Self-referential Is Being Internally Self Referenced
Unhooking from the need for approval.
Linda: There is a tendency on the part of those in strong relationships, that while they are able to coordinate and collaborate with their partner, they can also trust their inner experience. They listen and take influence, but they know who they are, what they want, and are guided in their choices by that clarity. While they are respectful of conventional wisdom, and open to personal input provided by their partner, friends and colleagues, ultimately they tend to make their life choices on the basis of their own experience and judgments, rather than defer to the opinions of others. This trust in the validity of one’s instincts or intuitive knowledge is distinct from the notion of “shooting from the hip” or just “going with your gut feeling.” It is the closeness of the partnership that has promoted such self-trust, and that self-trust enhances the partnership.
Self-trust is less not simply “doing what I want to do” but rather is a matter of accumulating the wisdom that is cultivated through the practices of self-awareness, self reflection, and the intention to learn from the results of our life choices. It also doesn’t mean rejecting all outside opinions. Self-trust combines the openness and receptivity of a child’s mind with the understanding of an adult whose wisdom has been deepened through a lifetime of learning and the integration of life’s lessons.
A life that is self-referential is one that is flexible, fluid, and creative. Our sense of security comes from a sense of trust in our capacity to deepen it rather than rely exclusively upon the input of other people and institutions. Self-referentiality allows us to choose from a broader range of options in making our life choices without having to adhere to a particular tradition authority, or belief system. In so doing we are able to meet our needs and address our unique concerns with resourcefulness and creativity.
John, a middle-aged husband, father, and restaurant owner, put this way: “For me, when I am connected to my inner truth, I experience joy and a sense of energy and replenishment. At these times, I feel connected to a source of universal wisdom. When I’m out of integrity, I loose that connection. It’s as though someone pulled out the plug. It is of utmost important to me to be watchful and vigilant so that I can more easily recognize the times and places where I may be dishonoring my experience, or disconnecting from my truth. Whenever I do that I inevitably find indicators that immediately remind me that I’m off track and need to put in a correction.”

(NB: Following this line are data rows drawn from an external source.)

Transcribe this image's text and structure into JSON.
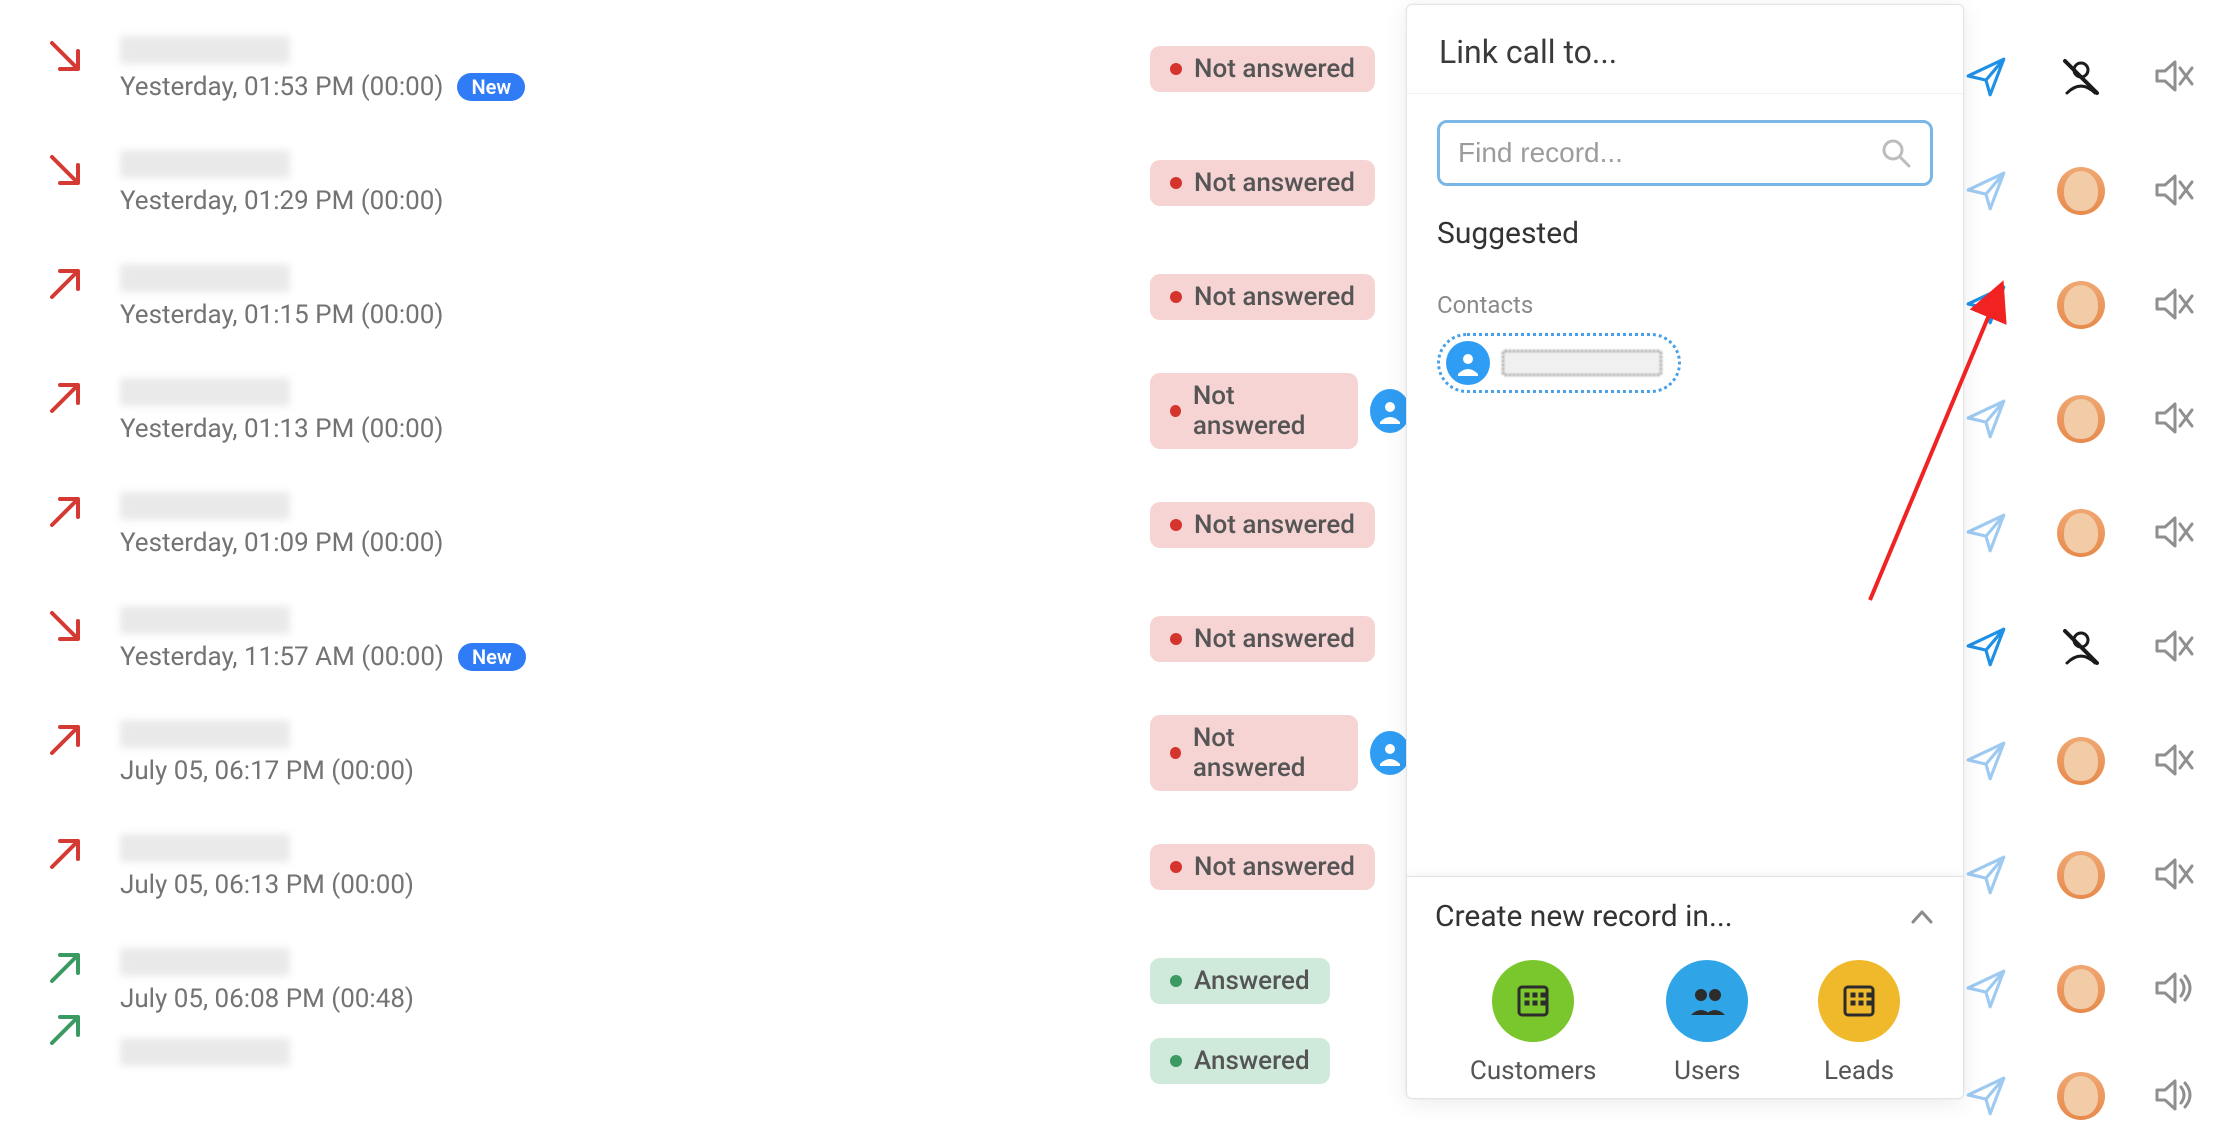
{
  "badges": {
    "new": "New"
  },
  "status": {
    "not_answered": "Not answered",
    "answered": "Answered"
  },
  "calls": [
    {
      "time": "Yesterday, 01:53 PM (00:00)",
      "dir": "in-missed",
      "status": "not_answered",
      "new": true,
      "user": "none"
    },
    {
      "time": "Yesterday, 01:29 PM (00:00)",
      "dir": "in-missed",
      "status": "not_answered",
      "new": false,
      "user": "avatar"
    },
    {
      "time": "Yesterday, 01:15 PM (00:00)",
      "dir": "out-missed",
      "status": "not_answered",
      "new": false,
      "user": "avatar"
    },
    {
      "time": "Yesterday, 01:13 PM (00:00)",
      "dir": "out-missed",
      "status": "not_answered",
      "new": false,
      "user": "avatar",
      "contact": true
    },
    {
      "time": "Yesterday, 01:09 PM (00:00)",
      "dir": "out-missed",
      "status": "not_answered",
      "new": false,
      "user": "avatar"
    },
    {
      "time": "Yesterday, 11:57 AM (00:00)",
      "dir": "in-missed",
      "status": "not_answered",
      "new": true,
      "user": "none"
    },
    {
      "time": "July 05, 06:17 PM (00:00)",
      "dir": "out-missed",
      "status": "not_answered",
      "new": false,
      "user": "avatar",
      "contact": true
    },
    {
      "time": "July 05, 06:13 PM (00:00)",
      "dir": "out-missed",
      "status": "not_answered",
      "new": false,
      "user": "avatar"
    },
    {
      "time": "July 05, 06:08 PM (00:48)",
      "dir": "in-ok",
      "status": "answered",
      "new": false,
      "user": "avatar",
      "sound": "on"
    },
    {
      "time": "",
      "dir": "in-ok",
      "status": "answered",
      "new": false,
      "user": "avatar",
      "sound": "on",
      "partial": true
    }
  ],
  "popup": {
    "title": "Link call to...",
    "search_placeholder": "Find record...",
    "suggested": "Suggested",
    "contacts_label": "Contacts",
    "create_title": "Create new record in...",
    "create_items": {
      "customers": "Customers",
      "users": "Users",
      "leads": "Leads"
    }
  },
  "colors": {
    "link_blue": "#4aa7e8",
    "missed_red": "#d43a33",
    "ok_green": "#3a9a62"
  }
}
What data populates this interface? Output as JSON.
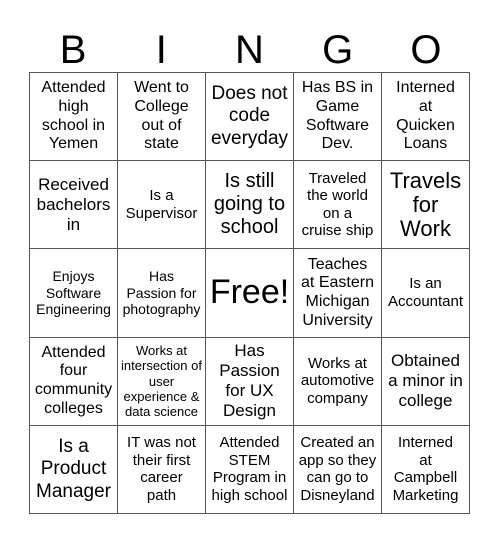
{
  "header": {
    "letters": [
      "B",
      "I",
      "N",
      "G",
      "O"
    ]
  },
  "card": {
    "rows": [
      [
        "Attended\nhigh\nschool in\nYemen",
        "Went to\nCollege\nout of\nstate",
        "Does not\ncode\neveryday",
        "Has BS in\nGame\nSoftware\nDev.",
        "Interned\nat\nQuicken\nLoans"
      ],
      [
        "Received\nbachelors\nin",
        "Is a\nSupervisor",
        "Is still\ngoing to\nschool",
        "Traveled\nthe world\non a\ncruise ship",
        "Travels\nfor\nWork"
      ],
      [
        "Enjoys\nSoftware\nEngineering",
        "Has\nPassion for\nphotography",
        "Free!",
        "Teaches\nat Eastern\nMichigan\nUniversity",
        "Is an\nAccountant"
      ],
      [
        "Attended\nfour\ncommunity\ncolleges",
        "Works at\nintersection of\nuser\nexperience &\ndata science",
        "Has\nPassion\nfor UX\nDesign",
        "Works at\nautomotive\ncompany",
        "Obtained\na minor in\ncollege"
      ],
      [
        "Is a\nProduct\nManager",
        "IT was not\ntheir first\ncareer\npath",
        "Attended\nSTEM\nProgram in\nhigh school",
        "Created an\napp so they\ncan go to\nDisneyland",
        "Interned\nat\nCampbell\nMarketing"
      ]
    ]
  }
}
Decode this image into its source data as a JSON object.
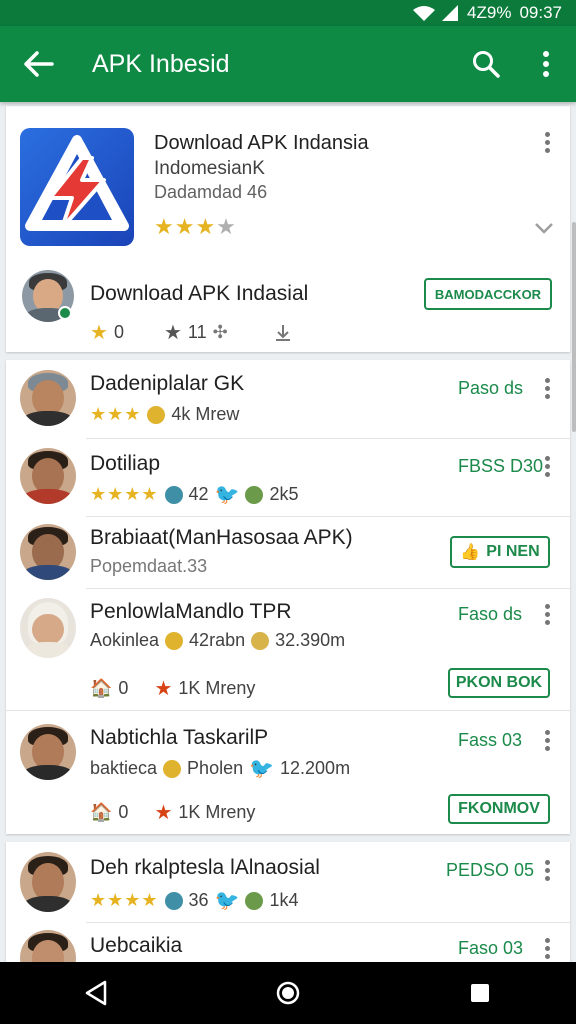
{
  "status_bar": {
    "battery": "4Z9%",
    "time": "09:37"
  },
  "app_bar": {
    "title": "APK Inbesid"
  },
  "hero": {
    "title": "Download APK Indansia",
    "subtitle": "IndomesianK",
    "downloads": "Dadamdad 46",
    "rating_stars": "★★★",
    "rating_off": "★"
  },
  "featured_user": {
    "name": "Download APK Indasial",
    "button": "BAMODACCKOR",
    "likes": "0",
    "stars_count": "11"
  },
  "list_group_1": [
    {
      "title": "Dadeniplalar GK",
      "meta_stars": "★★★",
      "meta_text": "4k Mrew",
      "price": "Paso ds"
    },
    {
      "title": "Dotiliap",
      "meta_stars": "★★★★",
      "meta_a": "42",
      "meta_b": "2k5",
      "price": "FBSS D30"
    },
    {
      "title": "Brabiaat(ManHasosaa APK)",
      "meta_text": "Popemdaat.33",
      "button": "PI NEN"
    },
    {
      "title": "PenlowlaMandlo TPR",
      "meta_a": "Aokinlea",
      "meta_b": "42rabn",
      "meta_c": "32.390m",
      "price": "Faso ds",
      "action_a": "0",
      "action_b": "1K Mreny",
      "button": "PKON BOK"
    },
    {
      "title": "Nabtichla TaskarilP",
      "meta_a": "baktieca",
      "meta_b": "Pholen",
      "meta_c": "12.200m",
      "price": "Fass 03",
      "action_a": "0",
      "action_b": "1K Mreny",
      "button": "FKONMOV"
    }
  ],
  "list_group_2": [
    {
      "title": "Deh rkalptesla lAlnaosial",
      "meta_stars": "★★★★",
      "meta_a": "36",
      "meta_b": "1k4",
      "price": "PEDSO 05"
    },
    {
      "title": "Uebcaikia",
      "price": "Faso 03"
    }
  ]
}
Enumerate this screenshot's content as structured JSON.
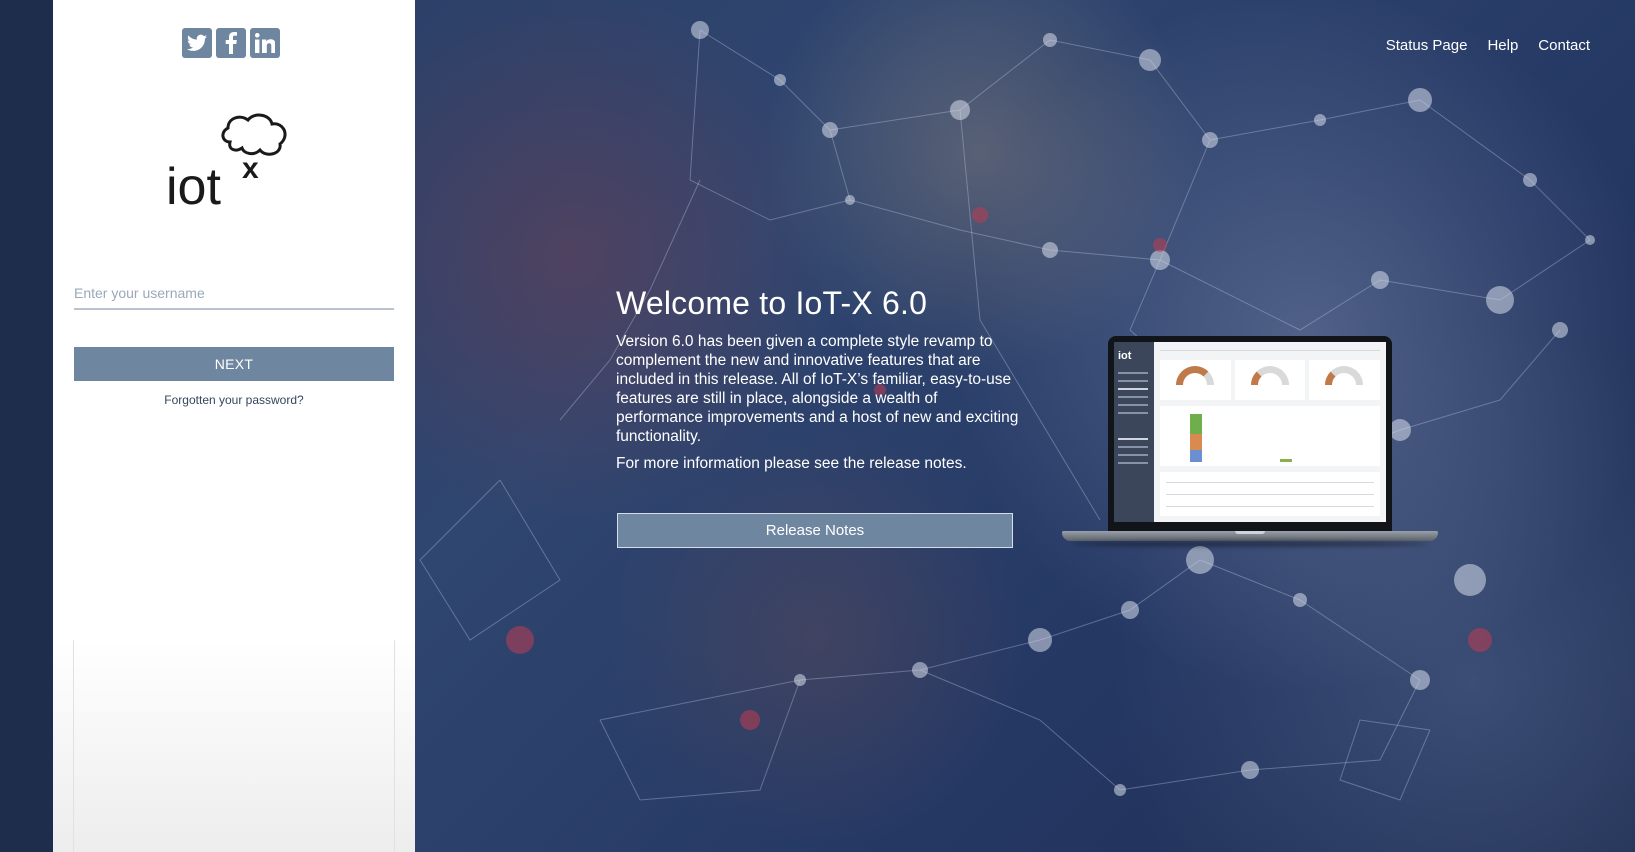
{
  "social_icons": [
    "twitter-icon",
    "facebook-icon",
    "linkedin-icon"
  ],
  "logo": {
    "text_main": "iot",
    "text_sup": "x"
  },
  "login": {
    "username_placeholder": "Enter your username",
    "next_label": "NEXT",
    "forgot_label": "Forgotten your password?"
  },
  "nav": {
    "status": "Status Page",
    "help": "Help",
    "contact": "Contact"
  },
  "hero": {
    "title": "Welcome to IoT-X 6.0",
    "body": "Version 6.0 has been given a complete style revamp to complement the new and innovative features that are included in this release. All of IoT-X’s familiar, easy-to-use features are still in place, alongside a wealth of performance improvements and a host of new and exciting functionality.",
    "more_info": "For more information please see the release notes.",
    "button_label": "Release Notes"
  },
  "laptop_preview": {
    "logo": "iot"
  },
  "colors": {
    "accent": "#6f86a0",
    "background": "#25355a",
    "panel": "#ffffff"
  }
}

“These symptoms can include boredom, lethargy, being quick to feel frustration, apathy, depressive thinking, irritability or physical distress. Nine times out of ten, when I become aware of these feelings if I can redirect my attention to my inner experience and identify what’s there, what I need and plug back in to my truth rather than staying connected to my old repetitive mental patterns. I can release the grip of those thoughts and get back on track. When I can’t, I’ve learned to ride it out. One of the things I’ve learned in the process is that all experiences, the good as well as the bad are temporary. My “mantra ” has been “this too shall pass.” It helps me to get through the difficult times and to more fully enjoy the good times.”
A mindset such as the one that John has cultivated, provides a powerful antidote to the tendency towards the development of “hardening of the attitudes,” or mental sclerosis. It promotes a sense of possibility, hopefulness and independent thinking, and a way of being with others that can be crafted to fit the needs and requirements of any given situation. Designing a form that suits our deepest personal longings allows us to grow in wisdom.
Linda and Charlie Bloom are excited to announce the release of their third book, Happily Ever After . . . and 39 Other Myths about Love: Breaking Through to the Relationship of Your Dreams.
Tags: Archive, relationship-skills